Cindy Mitchell provides administrative support to the Center for Research on Personalized Health Care, managing day to day activities including schedules, finances, and human resources. Cindy brings over 30 years of administrative experience in the health care and insurance industries to her work at the Center.
Dr. Sharon Hull, MD, MPH is a practicing family physician, board certified in both Family Medicine and in General Preventive Medicine and Public Health, with a longstanding career in private practice, academic practice, medical education, and academic medicine administration. She is currently the Division Chief at Duke Family Medicine, where she oversees the clinical operations of the faculty practice and the educational activities of the Family Medicine Residency. She has spent over 25 years training medical students, physician assistant students, and family medicine residents in primary care, and has a demonstrable track record of collaboration across medical specialties and across health care disciplines. She has led and participated in research related to health systems change, community health improvement, and alternative health care delivery models. Dr. Hull has collaborated with the Duke Center for Research on Personalized Health Care since 2014 in the conception, design, and implementation of an intervention that brings personalized health planning into Shared Medical Appointments for individuals with type II diabetes. She serves as the Principal Investigator for this study, alongside Co-Principal Investigator Ralph Snyderman. Her insight into and experience with primary care delivery models has helped the Center visualize strategies for making personalized models of care more practical and scalable.

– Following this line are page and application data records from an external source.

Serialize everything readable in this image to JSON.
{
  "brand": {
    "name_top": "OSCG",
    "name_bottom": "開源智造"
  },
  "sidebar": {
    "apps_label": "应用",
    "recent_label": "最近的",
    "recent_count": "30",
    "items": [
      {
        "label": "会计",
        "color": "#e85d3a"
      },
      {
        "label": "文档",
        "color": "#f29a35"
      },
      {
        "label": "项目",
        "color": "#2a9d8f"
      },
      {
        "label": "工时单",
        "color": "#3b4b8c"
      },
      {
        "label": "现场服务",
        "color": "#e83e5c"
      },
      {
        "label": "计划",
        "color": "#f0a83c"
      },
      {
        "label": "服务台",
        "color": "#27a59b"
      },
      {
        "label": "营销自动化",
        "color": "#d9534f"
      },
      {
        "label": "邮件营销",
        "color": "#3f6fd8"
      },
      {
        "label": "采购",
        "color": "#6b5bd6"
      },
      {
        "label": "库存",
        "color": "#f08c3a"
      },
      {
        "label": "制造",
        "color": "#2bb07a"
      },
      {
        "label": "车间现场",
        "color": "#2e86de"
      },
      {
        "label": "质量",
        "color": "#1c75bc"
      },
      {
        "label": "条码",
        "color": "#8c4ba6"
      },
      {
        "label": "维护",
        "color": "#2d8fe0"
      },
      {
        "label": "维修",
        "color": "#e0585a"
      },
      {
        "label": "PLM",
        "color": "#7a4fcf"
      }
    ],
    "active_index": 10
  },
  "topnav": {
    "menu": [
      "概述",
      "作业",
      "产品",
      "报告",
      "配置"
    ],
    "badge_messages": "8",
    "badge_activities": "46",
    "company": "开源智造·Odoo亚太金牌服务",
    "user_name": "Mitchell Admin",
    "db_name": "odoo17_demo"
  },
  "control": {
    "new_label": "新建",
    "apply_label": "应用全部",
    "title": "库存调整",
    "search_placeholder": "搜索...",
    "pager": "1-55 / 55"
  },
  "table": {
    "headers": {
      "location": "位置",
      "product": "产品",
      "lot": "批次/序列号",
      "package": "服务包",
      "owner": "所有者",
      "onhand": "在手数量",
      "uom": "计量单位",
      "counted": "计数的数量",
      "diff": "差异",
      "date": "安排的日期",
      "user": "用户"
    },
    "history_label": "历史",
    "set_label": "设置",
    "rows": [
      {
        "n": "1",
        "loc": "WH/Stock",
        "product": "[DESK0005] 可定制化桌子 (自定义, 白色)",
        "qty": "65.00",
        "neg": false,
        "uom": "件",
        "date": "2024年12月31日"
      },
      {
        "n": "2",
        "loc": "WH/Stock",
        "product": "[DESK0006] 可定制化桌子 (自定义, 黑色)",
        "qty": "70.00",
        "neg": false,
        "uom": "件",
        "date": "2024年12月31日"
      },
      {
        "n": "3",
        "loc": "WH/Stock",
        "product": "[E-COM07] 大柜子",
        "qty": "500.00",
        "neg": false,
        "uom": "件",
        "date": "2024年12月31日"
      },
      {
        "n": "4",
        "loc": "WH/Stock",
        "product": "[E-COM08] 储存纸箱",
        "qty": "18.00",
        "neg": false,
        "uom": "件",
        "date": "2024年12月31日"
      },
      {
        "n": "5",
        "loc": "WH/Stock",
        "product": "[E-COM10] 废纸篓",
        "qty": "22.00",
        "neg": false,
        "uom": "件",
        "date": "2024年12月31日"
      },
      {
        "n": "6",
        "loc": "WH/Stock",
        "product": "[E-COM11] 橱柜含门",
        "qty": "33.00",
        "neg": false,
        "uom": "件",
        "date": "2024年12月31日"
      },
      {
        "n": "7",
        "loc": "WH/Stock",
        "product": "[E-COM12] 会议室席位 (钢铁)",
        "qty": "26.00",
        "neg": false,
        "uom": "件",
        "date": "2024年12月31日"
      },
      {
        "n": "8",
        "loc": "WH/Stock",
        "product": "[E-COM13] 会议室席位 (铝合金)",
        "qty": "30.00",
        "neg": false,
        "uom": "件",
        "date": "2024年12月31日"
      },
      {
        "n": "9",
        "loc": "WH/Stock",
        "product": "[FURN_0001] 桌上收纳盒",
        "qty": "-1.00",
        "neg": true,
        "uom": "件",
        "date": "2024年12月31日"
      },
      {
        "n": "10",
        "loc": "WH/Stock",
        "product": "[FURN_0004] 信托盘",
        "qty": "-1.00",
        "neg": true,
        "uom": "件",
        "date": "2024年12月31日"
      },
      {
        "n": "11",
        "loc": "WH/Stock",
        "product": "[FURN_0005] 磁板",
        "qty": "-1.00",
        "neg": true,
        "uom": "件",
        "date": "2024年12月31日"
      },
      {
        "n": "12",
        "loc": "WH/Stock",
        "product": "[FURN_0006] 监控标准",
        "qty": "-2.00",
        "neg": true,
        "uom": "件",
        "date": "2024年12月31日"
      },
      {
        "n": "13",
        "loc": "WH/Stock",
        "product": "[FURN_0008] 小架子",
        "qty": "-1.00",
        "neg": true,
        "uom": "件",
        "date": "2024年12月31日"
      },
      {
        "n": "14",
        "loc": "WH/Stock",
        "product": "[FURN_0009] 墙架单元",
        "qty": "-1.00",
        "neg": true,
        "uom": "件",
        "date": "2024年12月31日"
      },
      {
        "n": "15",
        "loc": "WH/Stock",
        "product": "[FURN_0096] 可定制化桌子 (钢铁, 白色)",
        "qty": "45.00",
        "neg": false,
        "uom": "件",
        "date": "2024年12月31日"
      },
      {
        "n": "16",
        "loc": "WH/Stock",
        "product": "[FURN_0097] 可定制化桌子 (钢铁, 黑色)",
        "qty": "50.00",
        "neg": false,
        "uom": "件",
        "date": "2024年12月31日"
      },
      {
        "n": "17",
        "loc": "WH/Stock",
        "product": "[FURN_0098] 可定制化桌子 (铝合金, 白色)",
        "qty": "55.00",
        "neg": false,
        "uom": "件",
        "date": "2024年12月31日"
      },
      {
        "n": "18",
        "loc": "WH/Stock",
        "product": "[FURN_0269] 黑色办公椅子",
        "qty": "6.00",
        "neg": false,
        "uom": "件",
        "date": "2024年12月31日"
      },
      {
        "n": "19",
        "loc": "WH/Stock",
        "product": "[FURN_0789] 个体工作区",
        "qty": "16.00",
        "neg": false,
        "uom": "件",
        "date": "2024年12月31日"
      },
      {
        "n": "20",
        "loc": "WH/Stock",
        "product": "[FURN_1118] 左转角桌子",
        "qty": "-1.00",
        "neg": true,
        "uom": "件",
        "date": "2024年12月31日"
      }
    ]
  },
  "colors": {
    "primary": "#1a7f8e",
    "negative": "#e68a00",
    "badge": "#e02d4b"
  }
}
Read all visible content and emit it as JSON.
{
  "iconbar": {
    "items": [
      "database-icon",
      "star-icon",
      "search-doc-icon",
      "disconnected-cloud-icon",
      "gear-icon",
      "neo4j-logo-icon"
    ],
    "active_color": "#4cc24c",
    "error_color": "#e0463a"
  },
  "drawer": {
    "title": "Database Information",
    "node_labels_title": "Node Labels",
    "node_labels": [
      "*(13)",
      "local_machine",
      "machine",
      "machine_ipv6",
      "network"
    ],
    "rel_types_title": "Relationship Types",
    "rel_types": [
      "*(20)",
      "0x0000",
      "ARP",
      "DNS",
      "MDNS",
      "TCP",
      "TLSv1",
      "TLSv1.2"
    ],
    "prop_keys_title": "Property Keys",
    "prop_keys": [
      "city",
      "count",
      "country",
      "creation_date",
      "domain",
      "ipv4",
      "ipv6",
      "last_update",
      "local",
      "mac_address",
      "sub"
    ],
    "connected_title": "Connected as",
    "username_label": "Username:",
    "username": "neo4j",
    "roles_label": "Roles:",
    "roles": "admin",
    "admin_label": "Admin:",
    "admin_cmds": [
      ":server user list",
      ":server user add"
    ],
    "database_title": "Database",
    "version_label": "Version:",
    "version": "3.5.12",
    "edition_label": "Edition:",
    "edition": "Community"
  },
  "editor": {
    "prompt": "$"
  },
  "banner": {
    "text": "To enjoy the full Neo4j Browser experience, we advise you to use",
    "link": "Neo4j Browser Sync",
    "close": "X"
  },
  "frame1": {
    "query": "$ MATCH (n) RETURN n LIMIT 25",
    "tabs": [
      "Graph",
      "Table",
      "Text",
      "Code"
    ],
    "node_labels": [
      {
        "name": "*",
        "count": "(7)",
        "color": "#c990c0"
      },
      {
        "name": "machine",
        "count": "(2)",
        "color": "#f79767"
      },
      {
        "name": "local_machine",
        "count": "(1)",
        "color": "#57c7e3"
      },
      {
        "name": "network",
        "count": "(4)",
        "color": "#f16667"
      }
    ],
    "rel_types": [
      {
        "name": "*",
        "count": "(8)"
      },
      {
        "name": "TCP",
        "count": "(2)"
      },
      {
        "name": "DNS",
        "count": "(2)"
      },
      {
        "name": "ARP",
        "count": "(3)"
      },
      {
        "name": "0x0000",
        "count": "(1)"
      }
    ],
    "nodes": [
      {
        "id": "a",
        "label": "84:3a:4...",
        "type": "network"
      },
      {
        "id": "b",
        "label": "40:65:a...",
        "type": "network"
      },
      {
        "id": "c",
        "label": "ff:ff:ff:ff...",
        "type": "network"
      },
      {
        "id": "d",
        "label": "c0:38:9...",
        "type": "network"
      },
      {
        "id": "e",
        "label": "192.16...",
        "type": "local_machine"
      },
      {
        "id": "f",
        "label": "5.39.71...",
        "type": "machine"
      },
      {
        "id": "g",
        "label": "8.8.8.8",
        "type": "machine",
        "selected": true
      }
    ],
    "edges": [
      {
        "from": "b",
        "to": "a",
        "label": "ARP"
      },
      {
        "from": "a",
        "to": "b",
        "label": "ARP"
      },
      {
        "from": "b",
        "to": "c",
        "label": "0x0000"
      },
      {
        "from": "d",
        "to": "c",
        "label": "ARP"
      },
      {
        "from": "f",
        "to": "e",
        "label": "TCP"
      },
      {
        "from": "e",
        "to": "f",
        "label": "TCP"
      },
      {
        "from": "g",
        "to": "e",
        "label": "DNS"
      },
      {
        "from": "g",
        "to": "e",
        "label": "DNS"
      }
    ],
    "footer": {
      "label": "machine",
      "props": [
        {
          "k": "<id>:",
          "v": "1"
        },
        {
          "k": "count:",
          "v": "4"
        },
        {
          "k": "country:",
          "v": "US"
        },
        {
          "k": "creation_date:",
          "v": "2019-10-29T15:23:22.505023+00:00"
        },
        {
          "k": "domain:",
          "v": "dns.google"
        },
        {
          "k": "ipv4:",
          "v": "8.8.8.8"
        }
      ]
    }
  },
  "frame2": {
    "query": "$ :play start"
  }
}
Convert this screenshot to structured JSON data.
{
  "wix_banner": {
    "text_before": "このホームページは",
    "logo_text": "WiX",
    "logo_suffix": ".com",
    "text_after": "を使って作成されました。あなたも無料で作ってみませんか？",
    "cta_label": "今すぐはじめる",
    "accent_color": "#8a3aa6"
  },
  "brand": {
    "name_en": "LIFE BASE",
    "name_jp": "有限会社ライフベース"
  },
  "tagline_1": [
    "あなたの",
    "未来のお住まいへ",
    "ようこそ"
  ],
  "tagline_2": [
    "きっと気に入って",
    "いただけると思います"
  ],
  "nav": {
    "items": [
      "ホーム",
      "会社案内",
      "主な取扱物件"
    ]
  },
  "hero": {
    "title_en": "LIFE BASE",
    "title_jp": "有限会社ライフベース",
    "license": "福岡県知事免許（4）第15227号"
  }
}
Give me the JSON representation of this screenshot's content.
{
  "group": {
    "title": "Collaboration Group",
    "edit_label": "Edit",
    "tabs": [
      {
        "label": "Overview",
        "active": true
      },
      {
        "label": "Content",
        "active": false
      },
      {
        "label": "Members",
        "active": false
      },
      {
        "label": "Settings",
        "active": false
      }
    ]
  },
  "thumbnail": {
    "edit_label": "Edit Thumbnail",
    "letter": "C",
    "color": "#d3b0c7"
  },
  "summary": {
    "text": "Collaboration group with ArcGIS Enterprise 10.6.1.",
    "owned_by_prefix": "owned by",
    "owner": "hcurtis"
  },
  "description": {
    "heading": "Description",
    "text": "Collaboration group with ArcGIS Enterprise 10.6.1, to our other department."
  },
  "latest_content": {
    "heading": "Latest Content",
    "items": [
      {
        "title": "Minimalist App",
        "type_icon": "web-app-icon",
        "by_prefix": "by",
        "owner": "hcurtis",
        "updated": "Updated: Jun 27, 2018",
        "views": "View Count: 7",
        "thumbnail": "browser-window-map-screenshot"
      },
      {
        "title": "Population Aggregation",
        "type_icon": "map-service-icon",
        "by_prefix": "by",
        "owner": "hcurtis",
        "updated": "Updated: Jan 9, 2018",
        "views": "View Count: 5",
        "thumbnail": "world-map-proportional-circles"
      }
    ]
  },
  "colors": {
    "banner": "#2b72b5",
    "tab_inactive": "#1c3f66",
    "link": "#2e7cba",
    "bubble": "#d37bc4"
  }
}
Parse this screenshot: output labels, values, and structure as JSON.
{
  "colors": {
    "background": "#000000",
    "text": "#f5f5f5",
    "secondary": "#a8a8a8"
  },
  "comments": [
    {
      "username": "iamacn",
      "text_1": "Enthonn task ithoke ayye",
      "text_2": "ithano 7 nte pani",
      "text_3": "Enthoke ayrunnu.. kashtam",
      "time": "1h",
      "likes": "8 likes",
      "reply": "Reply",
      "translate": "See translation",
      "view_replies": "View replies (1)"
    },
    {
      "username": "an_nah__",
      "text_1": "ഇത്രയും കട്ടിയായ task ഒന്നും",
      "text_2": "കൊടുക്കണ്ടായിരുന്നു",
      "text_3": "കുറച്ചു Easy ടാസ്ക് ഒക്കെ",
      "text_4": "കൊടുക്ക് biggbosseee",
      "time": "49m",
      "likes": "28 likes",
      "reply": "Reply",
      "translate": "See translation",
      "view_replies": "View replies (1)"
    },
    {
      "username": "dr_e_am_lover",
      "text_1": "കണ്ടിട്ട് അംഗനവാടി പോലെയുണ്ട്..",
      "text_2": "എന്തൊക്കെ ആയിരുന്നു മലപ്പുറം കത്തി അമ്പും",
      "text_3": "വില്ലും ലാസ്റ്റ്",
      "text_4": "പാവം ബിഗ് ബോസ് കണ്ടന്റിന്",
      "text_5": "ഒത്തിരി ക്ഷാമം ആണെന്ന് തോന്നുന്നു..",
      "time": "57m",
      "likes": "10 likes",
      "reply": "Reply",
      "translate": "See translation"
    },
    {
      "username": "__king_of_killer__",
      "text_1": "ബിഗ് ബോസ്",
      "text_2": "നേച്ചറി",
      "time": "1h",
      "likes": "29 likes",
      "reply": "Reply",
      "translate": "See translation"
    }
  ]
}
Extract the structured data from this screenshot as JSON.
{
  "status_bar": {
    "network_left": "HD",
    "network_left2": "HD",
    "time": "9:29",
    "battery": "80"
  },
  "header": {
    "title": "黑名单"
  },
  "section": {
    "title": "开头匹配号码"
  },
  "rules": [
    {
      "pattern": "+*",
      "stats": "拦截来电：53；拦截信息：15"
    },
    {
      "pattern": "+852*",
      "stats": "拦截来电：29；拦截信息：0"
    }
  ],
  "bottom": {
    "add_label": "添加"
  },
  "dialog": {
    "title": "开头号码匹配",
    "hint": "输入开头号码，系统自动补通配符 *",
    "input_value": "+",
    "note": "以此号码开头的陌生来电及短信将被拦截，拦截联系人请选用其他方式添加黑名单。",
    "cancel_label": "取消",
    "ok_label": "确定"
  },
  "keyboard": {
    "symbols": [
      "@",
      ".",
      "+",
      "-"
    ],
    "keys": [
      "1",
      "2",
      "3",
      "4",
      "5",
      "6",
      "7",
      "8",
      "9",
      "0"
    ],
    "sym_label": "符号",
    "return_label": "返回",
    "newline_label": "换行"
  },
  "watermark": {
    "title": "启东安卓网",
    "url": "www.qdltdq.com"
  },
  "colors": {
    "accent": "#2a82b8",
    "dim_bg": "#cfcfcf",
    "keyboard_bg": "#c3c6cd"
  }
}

Adam Perlman, MD, MPH is an Associate Professor of Medicine and works within the Duke University Health System as Executive Director of Duke Integrative Medicine and in a leadership role as Associate Vice President for Health and Wellness. He has responsibility for Duke’s Health and Wellness portfolio, including Duke Integrative Medicine, the Duke Diet and Fitness Center as well as the Duke Health and Fitness Center. In his role, he is contributing to the work of healthcare transformation within and beyond the University System. Additionally, he is the Founder and Director of the Leadership Program in Integrative Healthcare at Duke University. His diverse research interests have included a clinical trial evaluating the effect of multivitamin supplementation on school performance in underserved children, a trial assessing the efficacy of massage for osteoarthritis of the knee and a survey exploring the use of CAM in patients with cancer. Most recently, he was the recipient of an R01 Research Grant, funded by the NIH’s National Center for Complementary and Integrative Health, to continue his research on massage therapy for osteoarthritis of the knee. Dr. Perlman’s research has been published in the Archives of Internal Medicine and featured in the New York Times. In 2015, he co-authored meQuilibrium, 14 Days to Cooler, Calmer, and Happier, published by Harmony Books, NY. In his work at Executive Director of Duke Integrative Medicine, Dr. Perlman has developed an interest in connecting mindfulness to skills, knowledge and education required to make proactive change in one’s life to improve health and vitality. His support and research of patient-centered, personalized, and holistic models of care aligns with the mission of the Center.